BERLIN (Reuters) - Approval ratings for German Chancellor Angela Merkel fell sharply last month, a poll showed on Friday, in the second sign of a voter backlash to her refugee policy since Islamist militant attacks in Germany last month.

With just over a year before a federal election, the poll for public broadcaster ZDF gave conservative Merkel an approval rating of 1.0, down from 1.4 in July on a scale of 5.0 to -5.0.

She came fourth in a ranking of politicians behind the Green state premier of Baden-Wuerttemberg, Winfried Kretschmann, Social Democrat Foreign Minister Frank-Walter Steinmeier and conservative Finance Minister Wolfgang Schaeuble.

The next electoral test for her conservatives comes in state elections next month in Berlin and Mecklenburg-Vorpommern that are expected to see a strong showing from the anti-immigrant Alternative for Germany (AfD).

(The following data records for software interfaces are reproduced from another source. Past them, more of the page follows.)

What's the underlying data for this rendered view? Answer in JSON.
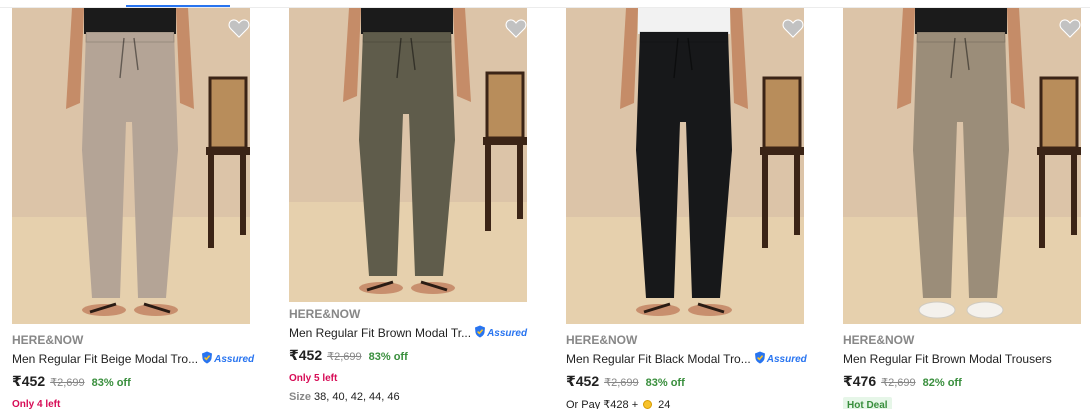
{
  "products": [
    {
      "brand": "HERE&NOW",
      "title": "Men Regular Fit Beige Modal Tro...",
      "assured": "Assured",
      "price": "₹452",
      "mrp": "₹2,699",
      "discount": "83% off",
      "stock": "Only 4 left",
      "colors": {
        "bg": "#dcc4a8",
        "floor": "#e6d0ad",
        "pant": "#b4a496",
        "shirt": "#1b1b1b"
      },
      "footwear": "sandal"
    },
    {
      "brand": "HERE&NOW",
      "title": "Men Regular Fit Brown Modal Tr...",
      "assured": "Assured",
      "price": "₹452",
      "mrp": "₹2,699",
      "discount": "83% off",
      "stock": "Only 5 left",
      "size_label": "Size",
      "sizes": "38, 40, 42, 44, 46",
      "colors": {
        "bg": "#dcc4a8",
        "floor": "#e6d0ad",
        "pant": "#5f5c4b",
        "shirt": "#1b1b1b"
      },
      "footwear": "sandal"
    },
    {
      "brand": "HERE&NOW",
      "title": "Men Regular Fit Black Modal Tro...",
      "assured": "Assured",
      "price": "₹452",
      "mrp": "₹2,699",
      "discount": "83% off",
      "pay_text": "Or Pay ₹428 +",
      "pay_coins": "24",
      "colors": {
        "bg": "#dcc4a8",
        "floor": "#e6d0ad",
        "pant": "#17181a",
        "shirt": "#f2f2f2"
      },
      "footwear": "sandal"
    },
    {
      "brand": "HERE&NOW",
      "title": "Men Regular Fit Brown Modal Trousers",
      "price": "₹476",
      "mrp": "₹2,699",
      "discount": "82% off",
      "badge": "Hot Deal",
      "colors": {
        "bg": "#dcc4a8",
        "floor": "#e6d0ad",
        "pant": "#9b8d79",
        "shirt": "#1b1b1b"
      },
      "footwear": "sneaker"
    }
  ]
}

Merkel's open-door migrant policy is under intense scrutiny after two attacks claimed by the jihadist militant group Islamic State last month.

The poll showed only 44 percent of Germans think her migrant policy is good and 52 percent view it as bad.

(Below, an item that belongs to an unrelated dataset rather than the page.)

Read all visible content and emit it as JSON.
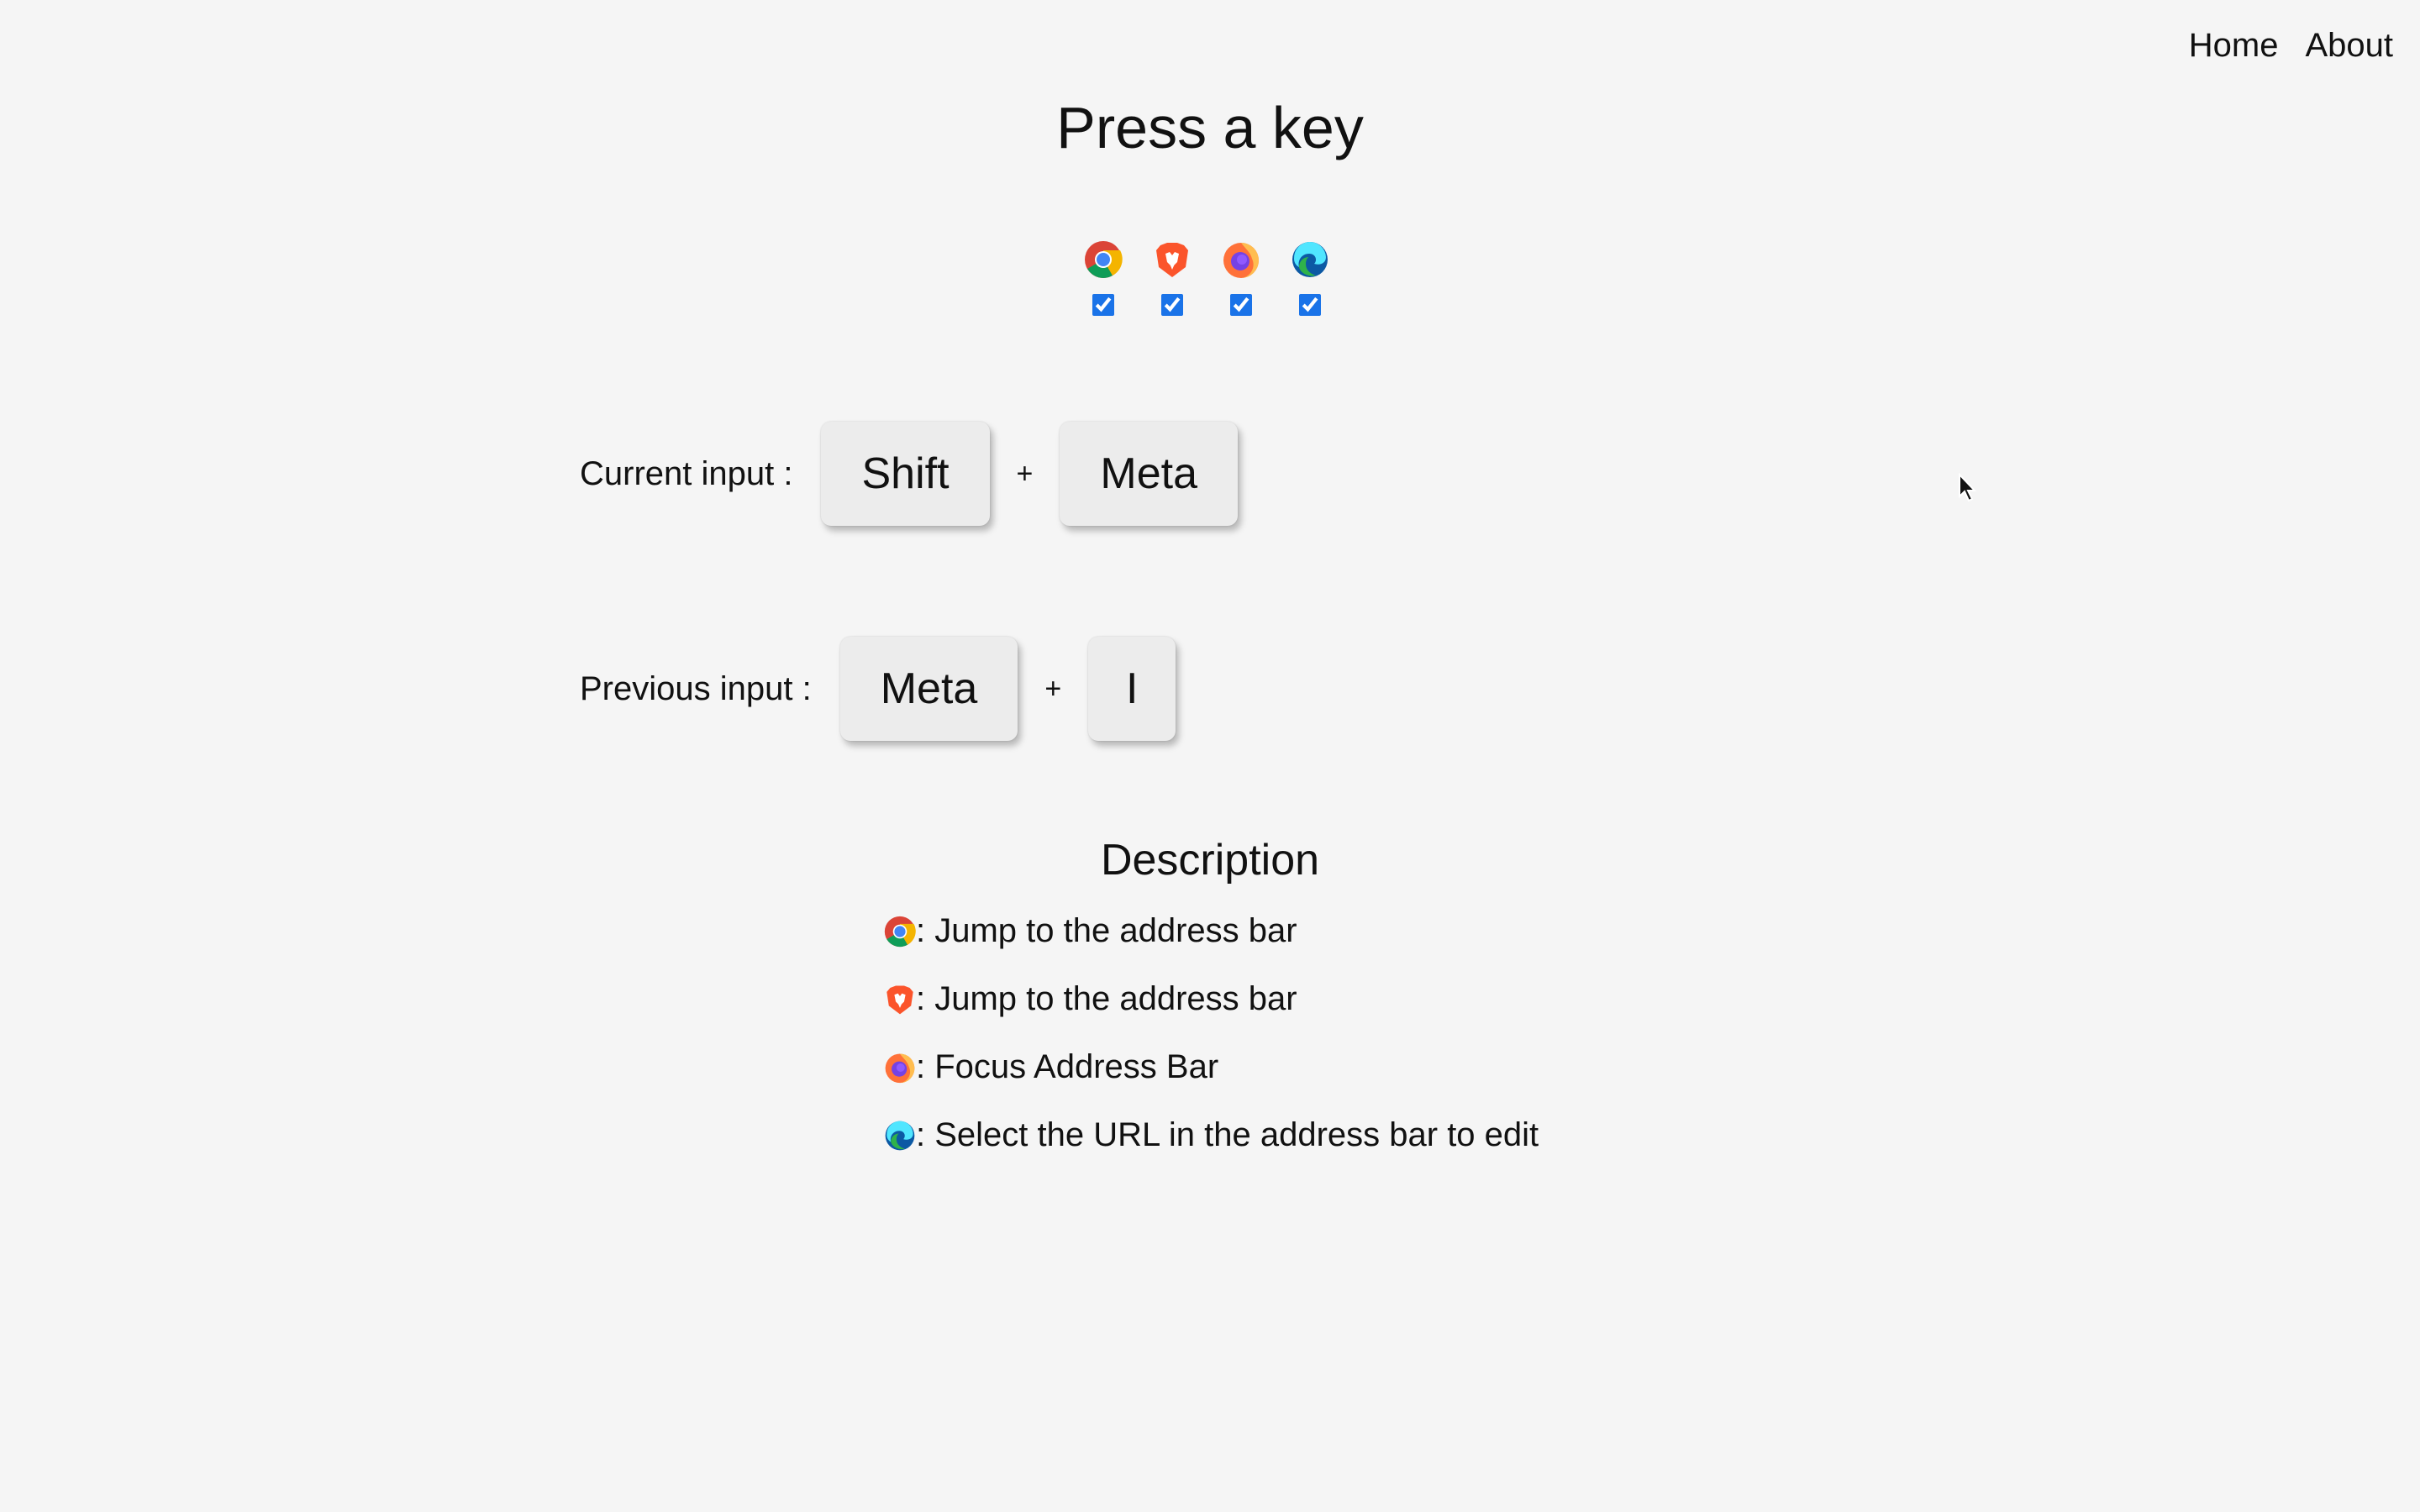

Although Germany has been spared Islamist attacks on the scale of those in France and Belgium, attacks on a train near Wuerzburg and at a music festival in Ansbach have shaken Germans and prompted the government to propose a range of new security measures.

The poll also showed 54 percent of Germans think the EU's disputed migrant deal with Turkey will fail. Some 35 percent believe the European Union's talks with Ankara over Turkish membership in the bloc should be stopped due to the political situation in Turkey.

Germans are worried about the integration of more than a million migrants who arrived last year alone, many fleeing war in Afghanistan, Syria and Iraq. Only two weeks ago, Merkel repeated her mantra that Germany could manage the influx of refugees and said she would not change course.

Under the refugee deal, Turkey has agreed to help stem the flow of migrants to Europe in exchange for financial aid and the promise of visa-free travel to much of the EU.

(Reporting by Madeline Chambers; Editing by Tom Heneghan)